Those who want to check out the films can choose between three different types of tickets priced at RM20 (weekend day-pass), RM30 (full weekend pass) and RM10 (weekday one-day pass).
Some of the films and documentaries in this year’s festival are:
In The Past, Present And Future (Indonesia)
People’s homes in Jakarta, Indonesia, are demolished to make way for a metropolitan city. One such homeowner decides to film and document his daily activities as he faces eviction and the bleakness of his future.
The changes in Kuala Lumpur’s landscapes are impressive, from a small tin mining town to a bustling city. But the transformation comes at a cost – many historical grounds, buildings and villages are in danger of being wiped out. Filmmaker Wong Siew Ki concentrates on how some people fight the good fight to preserve these sites including Kampung Bandar Dalam, Kampung Railway and Jalan Sultan.
The 13-minute documentary looks at how lives are forever altered for the sake of economic development.
Article 18 (Myanmar)
Set in 2012, during Myanmar’s reformation period, when Article 18 of the Peaceful Assembly Act was passed which restricts peaceful assembly. It also documents the arrest of student leader, De Nyein Lin and pro-peace activists, May Sabae Phyua and Phway Yu Mon.
Banned Expression (India)

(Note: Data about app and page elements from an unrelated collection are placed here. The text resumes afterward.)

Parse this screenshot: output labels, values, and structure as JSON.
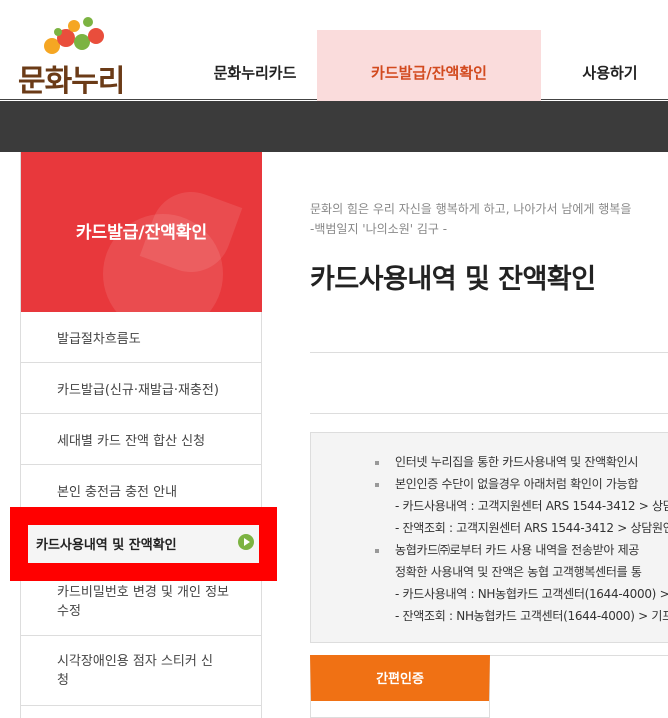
{
  "header": {
    "logo_text": "문화누리",
    "nav": [
      "문화누리카드",
      "카드발급/잔액확인",
      "사용하기"
    ]
  },
  "sidebar": {
    "title": "카드발급/잔액확인",
    "items": [
      "발급절차흐름도",
      "카드발급(신규·재발급·재충전)",
      "세대별 카드 잔액 합산 신청",
      "본인 충전금 충전 안내",
      "카드사용내역 및 잔액확인",
      "카드비밀번호 변경 및 개인 정보수정",
      "시각장애인용 점자 스티커 신청"
    ]
  },
  "main": {
    "quote_line1": "문화의 힘은 우리 자신을 행복하게 하고, 나아가서 남에게 행복을",
    "quote_line2": "-백범일지 '나의소원' 김구 -",
    "title": "카드사용내역 및 잔액확인",
    "info": [
      "인터넷 누리집을 통한 카드사용내역 및 잔액확인시",
      "본인인증 수단이 없을경우 아래처럼 확인이 가능합",
      "- 카드사용내역 : 고객지원센터 ARS 1544-3412 > 상담",
      "- 잔액조회 : 고객지원센터 ARS 1544-3412 > 상담원연",
      "농협카드㈜로부터 카드 사용 내역을 전송받아 제공",
      "정확한 사용내역 및 잔액은 농협 고객행복센터를 통",
      "- 카드사용내역 : NH농협카드 고객센터(1644-4000) >",
      "- 잔액조회 : NH농협카드 고객센터(1644-4000) > 기프"
    ],
    "tab_label": "간편인증"
  }
}
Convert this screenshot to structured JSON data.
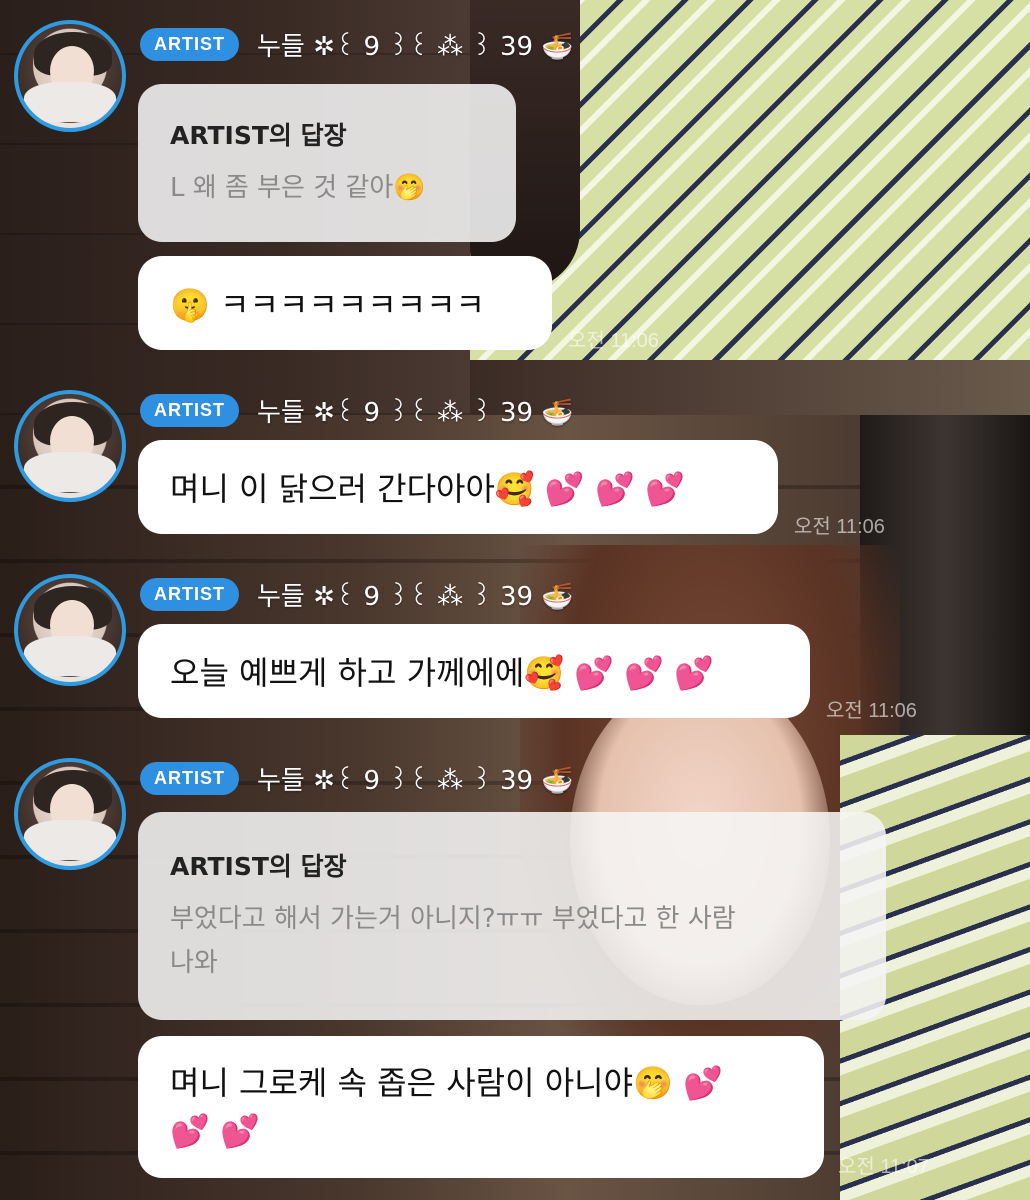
{
  "messages": [
    {
      "badge": "ARTIST",
      "nickname": "누들 ✲꒰ 9 ꒱꒰ ⁂ ꒱ 39 🍜",
      "reply": {
        "title": "ARTIST의 답장",
        "text": "L 왜 좀 부은 것 같아🤭"
      },
      "text": "🤫 ㅋㅋㅋㅋㅋㅋㅋㅋㅋ",
      "time": "오전 11:06"
    },
    {
      "badge": "ARTIST",
      "nickname": "누들 ✲꒰ 9 ꒱꒰ ⁂ ꒱ 39 🍜",
      "text": "며니 이 닭으러 간다아아🥰 💕 💕 💕",
      "time": "오전 11:06"
    },
    {
      "badge": "ARTIST",
      "nickname": "누들 ✲꒰ 9 ꒱꒰ ⁂ ꒱ 39 🍜",
      "text": "오늘 예쁘게 하고 가께에에🥰 💕 💕 💕",
      "time": "오전 11:06"
    },
    {
      "badge": "ARTIST",
      "nickname": "누들 ✲꒰ 9 ꒱꒰ ⁂ ꒱ 39 🍜",
      "reply": {
        "title": "ARTIST의 답장",
        "text_line1": "부었다고 해서 가는거 아니지?ㅠㅠ 부었다고 한 사람",
        "text_line2": "나와"
      },
      "text_line1": "며니 그로케 속 좁은 사람이 아니야🤭 💕",
      "text_line2": "💕 💕",
      "time": "오전 11:07"
    }
  ],
  "colors": {
    "badge": "#2f8fe0",
    "avatar_ring": "#2f9ae0",
    "bubble": "#ffffff",
    "reply_bubble": "#f5f5f5"
  },
  "icons": [
    "avatar-image",
    "noodle-bowl-emoji"
  ]
}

Set in Tibet where over 100 activists were captured and tortured.
Wade, Get Out! (the Netherlands)
A group of young people uses rap music and peaceful demonstrations to create a nationwide protest against a political move by President Abdoulaye Wade, which violates the Senegal Constitution.
Seed Of The Fight (United States)
A four-minute short which shows the stark reality of child labour through two contrasting dialogues.
To Singapore, With Love (Singapore)
A documentary of Singaporean political exiles who left the island in the 1960s and have yet to return.
Di Ambang (Malaysia)
Focuses on undocumented Filipino migrant families living in Sabah.
Anur Nak Ke Sekolah (Malaysia)
In just 25 minutes, director Mohd Affendi shows how a child with cerebral palsy is denied education and how the child’s parents go to the ends of the earth to right this terrible wrong.
To Light A Candle (Britain)
About a minority group in Iran who is systematically imprisoned, tortured and killed by the Iranian government.
Two Brothers (Thailand)
A short film about two brothers who disagree about everything. So their father teaches them about the absurdity of selfishness.
Eight Months (Turkey/France)
It has been eight months since Halit’s son left home to fulfil his military duties. Every day, Halit wonders about the fate of his son.
A look at the gritty realities of Indonesian life through the lives of three street musicians Boni, Ho and Titi. This 108-minute film was seven years in the making and it features their original musical compositions.
The Questioning (China)
An intense real-life recording of civil disobedience by Zhu Rikun as he is questioned and interrogated during a “room inspection” by local police at his hotel in Jiangxi, China on July 24, 2012. Zhu Rikun is a bastion of China’s independent documentary movement and an avid supporter of human rights activists.